Exercise directions: All pictures are to be excluded when the data below is output verbatim.

[Dataset rows for apps and sites]
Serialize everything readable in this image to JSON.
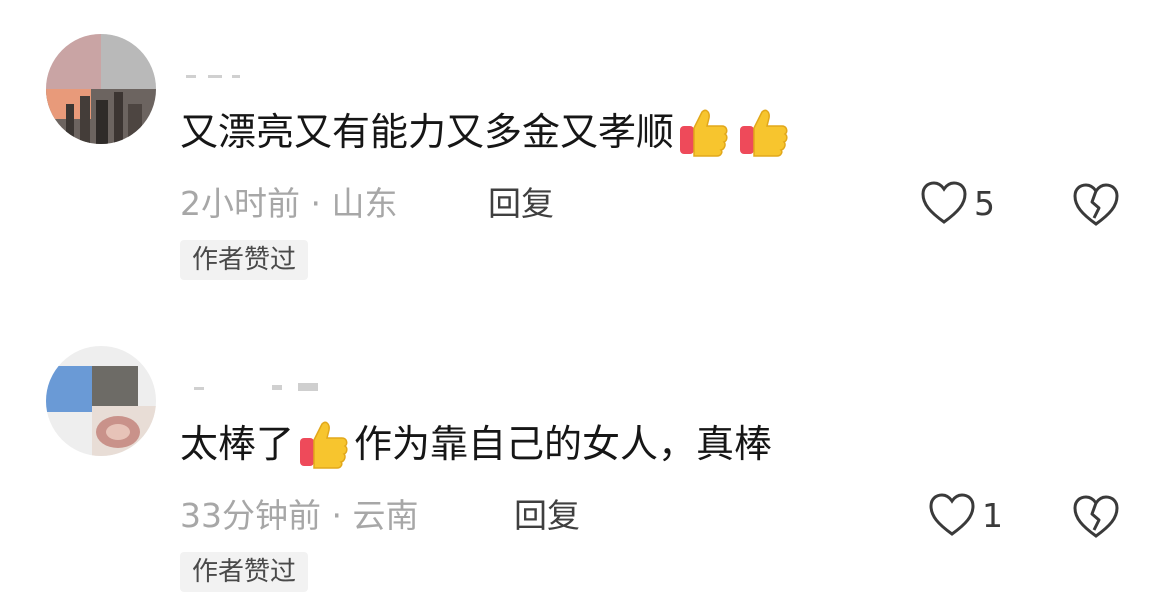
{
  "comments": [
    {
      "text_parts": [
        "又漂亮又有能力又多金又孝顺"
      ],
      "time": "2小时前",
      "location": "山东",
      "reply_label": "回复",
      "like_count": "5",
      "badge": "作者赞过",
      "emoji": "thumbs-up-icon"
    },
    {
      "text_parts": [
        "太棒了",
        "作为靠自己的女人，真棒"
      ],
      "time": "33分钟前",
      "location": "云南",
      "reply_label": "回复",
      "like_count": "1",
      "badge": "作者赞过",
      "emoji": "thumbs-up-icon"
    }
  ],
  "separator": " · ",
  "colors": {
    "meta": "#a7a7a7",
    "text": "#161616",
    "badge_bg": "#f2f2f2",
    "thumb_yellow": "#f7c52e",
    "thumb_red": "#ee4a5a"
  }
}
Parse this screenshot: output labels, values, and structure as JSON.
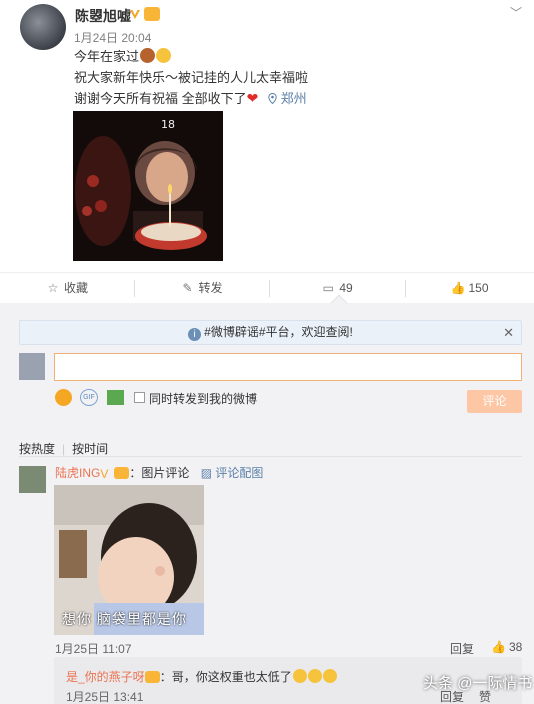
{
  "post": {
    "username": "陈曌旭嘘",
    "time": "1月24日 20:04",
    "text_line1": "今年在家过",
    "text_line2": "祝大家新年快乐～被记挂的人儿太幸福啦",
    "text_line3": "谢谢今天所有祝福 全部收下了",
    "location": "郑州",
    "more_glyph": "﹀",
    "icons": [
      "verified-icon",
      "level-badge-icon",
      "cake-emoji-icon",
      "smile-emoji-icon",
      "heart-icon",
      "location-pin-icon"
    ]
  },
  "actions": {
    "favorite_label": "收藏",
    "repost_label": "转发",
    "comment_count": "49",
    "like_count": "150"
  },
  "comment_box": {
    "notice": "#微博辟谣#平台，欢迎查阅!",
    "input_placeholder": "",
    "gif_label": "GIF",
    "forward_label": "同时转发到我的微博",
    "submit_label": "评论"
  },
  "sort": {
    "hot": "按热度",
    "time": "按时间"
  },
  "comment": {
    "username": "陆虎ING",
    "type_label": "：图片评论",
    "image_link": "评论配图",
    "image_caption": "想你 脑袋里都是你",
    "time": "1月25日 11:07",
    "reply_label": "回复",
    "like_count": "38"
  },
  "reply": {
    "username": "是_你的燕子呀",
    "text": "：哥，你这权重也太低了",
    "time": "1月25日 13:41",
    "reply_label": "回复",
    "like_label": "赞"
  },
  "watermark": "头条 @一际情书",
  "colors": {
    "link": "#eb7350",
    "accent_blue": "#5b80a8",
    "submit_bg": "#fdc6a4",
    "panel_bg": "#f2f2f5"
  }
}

Response area:
Serialize everything readable in this image to JSON.
{
  "comments": [
    {
      "text_parts": [
        "又漂亮又有能力又多金又孝顺"
      ],
      "time": "2小时前",
      "location": "山东",
      "reply_label": "回复",
      "like_count": "5",
      "badge": "作者赞过",
      "emoji": "thumbs-up-icon"
    },
    {
      "text_parts": [
        "太棒了",
        "作为靠自己的女人，真棒"
      ],
      "time": "33分钟前",
      "location": "云南",
      "reply_label": "回复",
      "like_count": "1",
      "badge": "作者赞过",
      "emoji": "thumbs-up-icon"
    }
  ],
  "separator": " · ",
  "colors": {
    "meta": "#a7a7a7",
    "text": "#161616",
    "badge_bg": "#f2f2f2",
    "thumb_yellow": "#f7c52e",
    "thumb_red": "#ee4a5a"
  }
}
Parse this screenshot: output labels, values, and structure as JSON.
{
  "post": {
    "username": "陈曌旭嘘",
    "time": "1月24日 20:04",
    "text_line1": "今年在家过",
    "text_line2": "祝大家新年快乐～被记挂的人儿太幸福啦",
    "text_line3": "谢谢今天所有祝福 全部收下了",
    "location": "郑州",
    "more_glyph": "﹀",
    "icons": [
      "verified-icon",
      "level-badge-icon",
      "cake-emoji-icon",
      "smile-emoji-icon",
      "heart-icon",
      "location-pin-icon"
    ]
  },
  "actions": {
    "favorite_label": "收藏",
    "repost_label": "转发",
    "comment_count": "49",
    "like_count": "150"
  },
  "comment_box": {
    "notice": "#微博辟谣#平台，欢迎查阅!",
    "input_placeholder": "",
    "gif_label": "GIF",
    "forward_label": "同时转发到我的微博",
    "submit_label": "评论"
  },
  "sort": {
    "hot": "按热度",
    "time": "按时间"
  },
  "comment": {
    "username": "陆虎ING",
    "type_label": "：图片评论",
    "image_link": "评论配图",
    "image_caption": "想你 脑袋里都是你",
    "time": "1月25日 11:07",
    "reply_label": "回复",
    "like_count": "38"
  },
  "reply": {
    "username": "是_你的燕子呀",
    "text": "：哥，你这权重也太低了",
    "time": "1月25日 13:41",
    "reply_label": "回复",
    "like_label": "赞"
  },
  "watermark": "头条 @一际情书",
  "colors": {
    "link": "#eb7350",
    "accent_blue": "#5b80a8",
    "submit_bg": "#fdc6a4",
    "panel_bg": "#f2f2f5"
  }
}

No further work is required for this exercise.